[Entries from a dataset of interfaces]
····················

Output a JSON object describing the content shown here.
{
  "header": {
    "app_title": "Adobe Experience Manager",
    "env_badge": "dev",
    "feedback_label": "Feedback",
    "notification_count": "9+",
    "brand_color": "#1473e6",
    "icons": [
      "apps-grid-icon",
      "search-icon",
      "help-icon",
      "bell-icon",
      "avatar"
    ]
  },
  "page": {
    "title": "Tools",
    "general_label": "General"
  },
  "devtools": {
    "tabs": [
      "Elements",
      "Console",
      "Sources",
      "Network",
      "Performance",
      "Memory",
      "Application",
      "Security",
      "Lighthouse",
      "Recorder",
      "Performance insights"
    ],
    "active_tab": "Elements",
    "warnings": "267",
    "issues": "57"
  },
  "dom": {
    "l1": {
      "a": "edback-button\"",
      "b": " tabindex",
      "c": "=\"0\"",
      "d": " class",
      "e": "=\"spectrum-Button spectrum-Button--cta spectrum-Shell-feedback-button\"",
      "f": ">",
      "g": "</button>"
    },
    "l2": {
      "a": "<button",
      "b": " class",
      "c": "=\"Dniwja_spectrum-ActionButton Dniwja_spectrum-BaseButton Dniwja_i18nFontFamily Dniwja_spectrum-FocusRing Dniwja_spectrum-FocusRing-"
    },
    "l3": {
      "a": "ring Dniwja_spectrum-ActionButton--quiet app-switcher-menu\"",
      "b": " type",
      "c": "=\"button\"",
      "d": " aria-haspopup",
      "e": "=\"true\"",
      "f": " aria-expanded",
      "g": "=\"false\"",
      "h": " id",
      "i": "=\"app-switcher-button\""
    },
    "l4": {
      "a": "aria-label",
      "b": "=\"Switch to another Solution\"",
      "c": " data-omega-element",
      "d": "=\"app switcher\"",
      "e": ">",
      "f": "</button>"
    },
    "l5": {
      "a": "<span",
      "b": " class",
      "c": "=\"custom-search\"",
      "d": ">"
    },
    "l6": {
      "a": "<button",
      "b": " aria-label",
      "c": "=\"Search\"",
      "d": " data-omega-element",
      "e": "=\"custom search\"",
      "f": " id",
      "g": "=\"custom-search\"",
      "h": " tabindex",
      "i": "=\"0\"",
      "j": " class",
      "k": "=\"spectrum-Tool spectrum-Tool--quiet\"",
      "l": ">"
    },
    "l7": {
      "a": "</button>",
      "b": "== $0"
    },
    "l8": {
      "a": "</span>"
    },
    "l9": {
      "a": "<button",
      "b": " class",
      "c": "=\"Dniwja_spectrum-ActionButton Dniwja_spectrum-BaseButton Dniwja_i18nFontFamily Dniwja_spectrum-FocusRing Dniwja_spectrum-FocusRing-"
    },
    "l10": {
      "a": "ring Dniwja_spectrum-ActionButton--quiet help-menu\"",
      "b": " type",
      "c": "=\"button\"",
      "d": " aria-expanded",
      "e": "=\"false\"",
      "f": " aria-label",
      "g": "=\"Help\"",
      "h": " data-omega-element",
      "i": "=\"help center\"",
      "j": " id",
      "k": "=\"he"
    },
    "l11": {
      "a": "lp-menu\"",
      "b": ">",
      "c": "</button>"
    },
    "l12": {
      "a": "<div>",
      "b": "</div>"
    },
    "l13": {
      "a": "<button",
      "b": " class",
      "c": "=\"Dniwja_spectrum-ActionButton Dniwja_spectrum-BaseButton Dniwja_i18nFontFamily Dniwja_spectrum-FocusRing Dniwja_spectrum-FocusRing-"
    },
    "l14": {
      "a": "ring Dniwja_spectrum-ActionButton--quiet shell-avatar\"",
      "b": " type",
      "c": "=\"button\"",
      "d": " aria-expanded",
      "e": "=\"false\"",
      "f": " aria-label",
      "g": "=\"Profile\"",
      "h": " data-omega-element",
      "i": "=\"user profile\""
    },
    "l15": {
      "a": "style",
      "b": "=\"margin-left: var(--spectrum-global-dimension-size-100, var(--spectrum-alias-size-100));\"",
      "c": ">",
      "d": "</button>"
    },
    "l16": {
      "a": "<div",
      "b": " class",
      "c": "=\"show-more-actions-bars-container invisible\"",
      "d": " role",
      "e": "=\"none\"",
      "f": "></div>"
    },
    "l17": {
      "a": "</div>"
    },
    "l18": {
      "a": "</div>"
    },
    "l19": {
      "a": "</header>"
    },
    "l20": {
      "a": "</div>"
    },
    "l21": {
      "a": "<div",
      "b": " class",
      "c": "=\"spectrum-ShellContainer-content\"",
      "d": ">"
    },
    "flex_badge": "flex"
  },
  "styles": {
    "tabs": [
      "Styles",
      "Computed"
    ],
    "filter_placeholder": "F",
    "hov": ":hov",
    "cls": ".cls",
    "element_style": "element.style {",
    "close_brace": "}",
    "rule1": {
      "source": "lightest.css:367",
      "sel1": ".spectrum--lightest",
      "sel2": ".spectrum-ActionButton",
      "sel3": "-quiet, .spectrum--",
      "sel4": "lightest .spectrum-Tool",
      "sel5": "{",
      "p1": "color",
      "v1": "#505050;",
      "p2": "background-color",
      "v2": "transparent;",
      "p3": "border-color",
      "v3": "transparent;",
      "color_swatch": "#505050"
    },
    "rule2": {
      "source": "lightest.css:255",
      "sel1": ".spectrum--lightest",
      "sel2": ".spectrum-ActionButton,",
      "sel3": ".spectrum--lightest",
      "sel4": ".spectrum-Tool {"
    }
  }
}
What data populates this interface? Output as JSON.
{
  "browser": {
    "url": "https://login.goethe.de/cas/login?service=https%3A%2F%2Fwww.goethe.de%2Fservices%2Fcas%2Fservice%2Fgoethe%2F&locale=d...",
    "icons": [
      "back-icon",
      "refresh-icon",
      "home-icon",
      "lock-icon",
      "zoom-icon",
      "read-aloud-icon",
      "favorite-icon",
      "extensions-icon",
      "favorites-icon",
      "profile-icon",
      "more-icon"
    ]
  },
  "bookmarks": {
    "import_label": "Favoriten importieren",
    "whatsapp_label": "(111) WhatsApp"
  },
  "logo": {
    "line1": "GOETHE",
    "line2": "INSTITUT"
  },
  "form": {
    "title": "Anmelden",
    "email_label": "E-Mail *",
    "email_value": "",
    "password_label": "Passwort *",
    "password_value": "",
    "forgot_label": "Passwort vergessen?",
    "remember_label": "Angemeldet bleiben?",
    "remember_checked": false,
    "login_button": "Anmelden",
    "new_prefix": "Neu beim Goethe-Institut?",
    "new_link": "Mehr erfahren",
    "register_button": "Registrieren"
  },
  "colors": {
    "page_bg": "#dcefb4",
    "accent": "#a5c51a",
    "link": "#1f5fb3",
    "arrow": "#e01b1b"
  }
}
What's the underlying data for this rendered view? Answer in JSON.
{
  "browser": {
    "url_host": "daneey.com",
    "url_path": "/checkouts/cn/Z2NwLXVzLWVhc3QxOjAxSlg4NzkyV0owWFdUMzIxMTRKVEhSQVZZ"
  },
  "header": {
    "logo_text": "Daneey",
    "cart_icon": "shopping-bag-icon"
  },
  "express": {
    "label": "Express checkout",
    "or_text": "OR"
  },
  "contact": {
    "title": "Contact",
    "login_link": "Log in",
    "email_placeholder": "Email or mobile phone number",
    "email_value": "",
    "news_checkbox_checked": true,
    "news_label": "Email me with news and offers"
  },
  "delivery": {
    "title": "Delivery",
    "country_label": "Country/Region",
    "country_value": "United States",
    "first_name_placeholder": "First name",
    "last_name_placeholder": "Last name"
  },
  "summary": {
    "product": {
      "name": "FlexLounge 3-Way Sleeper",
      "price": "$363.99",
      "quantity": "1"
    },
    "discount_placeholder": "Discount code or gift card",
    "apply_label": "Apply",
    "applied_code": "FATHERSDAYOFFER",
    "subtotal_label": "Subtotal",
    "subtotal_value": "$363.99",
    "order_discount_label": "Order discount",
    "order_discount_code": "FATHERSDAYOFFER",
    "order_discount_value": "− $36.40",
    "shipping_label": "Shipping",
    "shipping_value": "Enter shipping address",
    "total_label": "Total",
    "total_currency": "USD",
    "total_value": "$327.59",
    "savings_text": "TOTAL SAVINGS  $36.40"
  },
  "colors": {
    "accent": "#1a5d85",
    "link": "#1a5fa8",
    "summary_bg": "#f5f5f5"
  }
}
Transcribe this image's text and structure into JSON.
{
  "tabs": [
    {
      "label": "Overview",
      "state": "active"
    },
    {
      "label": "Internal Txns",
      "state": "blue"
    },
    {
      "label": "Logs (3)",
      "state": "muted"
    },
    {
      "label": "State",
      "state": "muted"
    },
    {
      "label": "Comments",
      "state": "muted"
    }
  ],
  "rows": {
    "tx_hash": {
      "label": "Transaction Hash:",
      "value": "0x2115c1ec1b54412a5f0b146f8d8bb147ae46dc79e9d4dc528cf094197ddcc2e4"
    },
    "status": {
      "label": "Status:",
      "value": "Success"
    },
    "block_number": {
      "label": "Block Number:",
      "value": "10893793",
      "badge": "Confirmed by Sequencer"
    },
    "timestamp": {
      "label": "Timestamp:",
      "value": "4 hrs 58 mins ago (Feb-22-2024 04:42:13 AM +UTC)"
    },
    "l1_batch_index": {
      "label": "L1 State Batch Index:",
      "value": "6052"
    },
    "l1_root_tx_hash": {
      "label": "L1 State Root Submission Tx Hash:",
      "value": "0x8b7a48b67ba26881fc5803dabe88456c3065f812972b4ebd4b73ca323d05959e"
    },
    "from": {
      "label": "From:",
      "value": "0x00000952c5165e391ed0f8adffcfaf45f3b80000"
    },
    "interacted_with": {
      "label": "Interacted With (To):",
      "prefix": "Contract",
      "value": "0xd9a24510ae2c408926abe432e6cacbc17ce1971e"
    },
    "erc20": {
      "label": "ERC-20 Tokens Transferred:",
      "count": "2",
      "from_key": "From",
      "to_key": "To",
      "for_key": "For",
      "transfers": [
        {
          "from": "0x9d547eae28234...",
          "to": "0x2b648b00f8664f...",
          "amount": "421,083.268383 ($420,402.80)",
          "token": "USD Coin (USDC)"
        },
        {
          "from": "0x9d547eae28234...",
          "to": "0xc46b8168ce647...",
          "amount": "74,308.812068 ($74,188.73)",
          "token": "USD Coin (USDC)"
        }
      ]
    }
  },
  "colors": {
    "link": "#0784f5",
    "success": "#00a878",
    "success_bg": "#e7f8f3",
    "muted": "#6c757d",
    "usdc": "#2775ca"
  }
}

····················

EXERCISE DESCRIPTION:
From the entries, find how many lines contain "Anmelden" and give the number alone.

SOLUTION:
2